§ **About this task**
Reproduce every record below exactly, without the pictures.

§ **Dataset records**
.....
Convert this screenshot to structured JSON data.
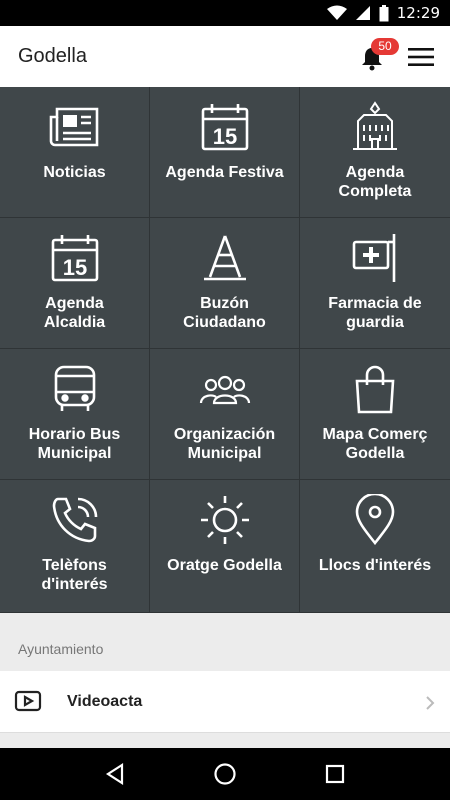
{
  "status_bar": {
    "time": "12:29"
  },
  "app_bar": {
    "title": "Godella",
    "notification_count": "50"
  },
  "tiles": [
    {
      "label": "Noticias",
      "icon": "newspaper-icon"
    },
    {
      "label": "Agenda Festiva",
      "icon": "calendar-icon",
      "day": "15"
    },
    {
      "label": "Agenda\nCompleta",
      "icon": "town-hall-building-icon"
    },
    {
      "label": "Agenda\nAlcaldia",
      "icon": "calendar-icon",
      "day": "15"
    },
    {
      "label": "Buzón\nCiudadano",
      "icon": "traffic-cone-icon"
    },
    {
      "label": "Farmacia de\nguardia",
      "icon": "pharmacy-sign-icon"
    },
    {
      "label": "Horario Bus\nMunicipal",
      "icon": "bus-icon"
    },
    {
      "label": "Organización\nMunicipal",
      "icon": "group-people-icon"
    },
    {
      "label": "Mapa Comerç\nGodella",
      "icon": "shopping-bag-icon"
    },
    {
      "label": "Telèfons\nd'interés",
      "icon": "phone-icon"
    },
    {
      "label": "Oratge Godella",
      "icon": "sun-icon"
    },
    {
      "label": "Llocs d'interés",
      "icon": "map-pin-icon"
    }
  ],
  "section": {
    "title": "Ayuntamiento"
  },
  "list": [
    {
      "label": "Videoacta",
      "icon": "video-play-icon"
    }
  ],
  "colors": {
    "grid_bg": "#40474a",
    "badge": "#e53935",
    "background": "#ececec"
  }
}
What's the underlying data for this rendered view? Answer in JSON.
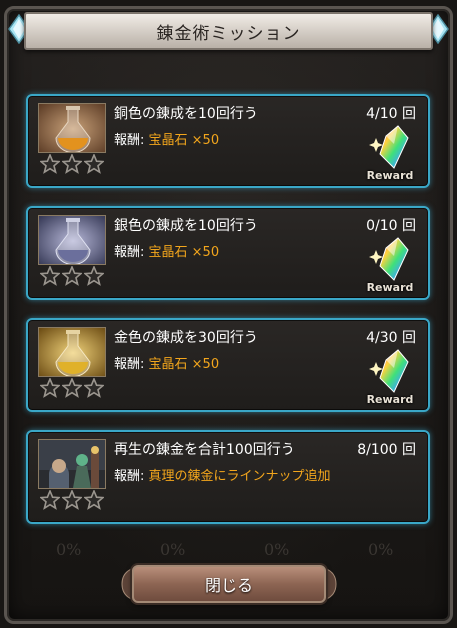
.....
§ **Problem solution**
Convert this screenshot to structured JSON data.
{
  "status_bar": {
    "time": "12:29"
  },
  "app_bar": {
    "title": "Godella",
    "notification_count": "50"
  },
  "tiles": [
    {
      "label": "Noticias",
      "icon": "newspaper-icon"
    },
    {
      "label": "Agenda Festiva",
      "icon": "calendar-icon",
      "day": "15"
    },
    {
      "label": "Agenda\nCompleta",
      "icon": "town-hall-building-icon"
    },
    {
      "label": "Agenda\nAlcaldia",
      "icon": "calendar-icon",
      "day": "15"
    },
    {
      "label": "Buzón\nCiudadano",
      "icon": "traffic-cone-icon"
    },
    {
      "label": "Farmacia de\nguardia",
      "icon": "pharmacy-sign-icon"
    },
    {
      "label": "Horario Bus\nMunicipal",
      "icon": "bus-icon"
    },
    {
      "label": "Organización\nMunicipal",
      "icon": "group-people-icon"
    },
    {
      "label": "Mapa Comerç\nGodella",
      "icon": "shopping-bag-icon"
    },
    {
      "label": "Telèfons\nd'interés",
      "icon": "phone-icon"
    },
    {
      "label": "Oratge Godella",
      "icon": "sun-icon"
    },
    {
      "label": "Llocs d'interés",
      "icon": "map-pin-icon"
    }
  ],
  "section": {
    "title": "Ayuntamiento"
  },
  "list": [
    {
      "label": "Videoacta",
      "icon": "video-play-icon"
    }
  ],
  "colors": {
    "grid_bg": "#40474a",
    "badge": "#e53935",
    "background": "#ececec"
  }
}
What's the underlying data for this rendered view? Answer in JSON.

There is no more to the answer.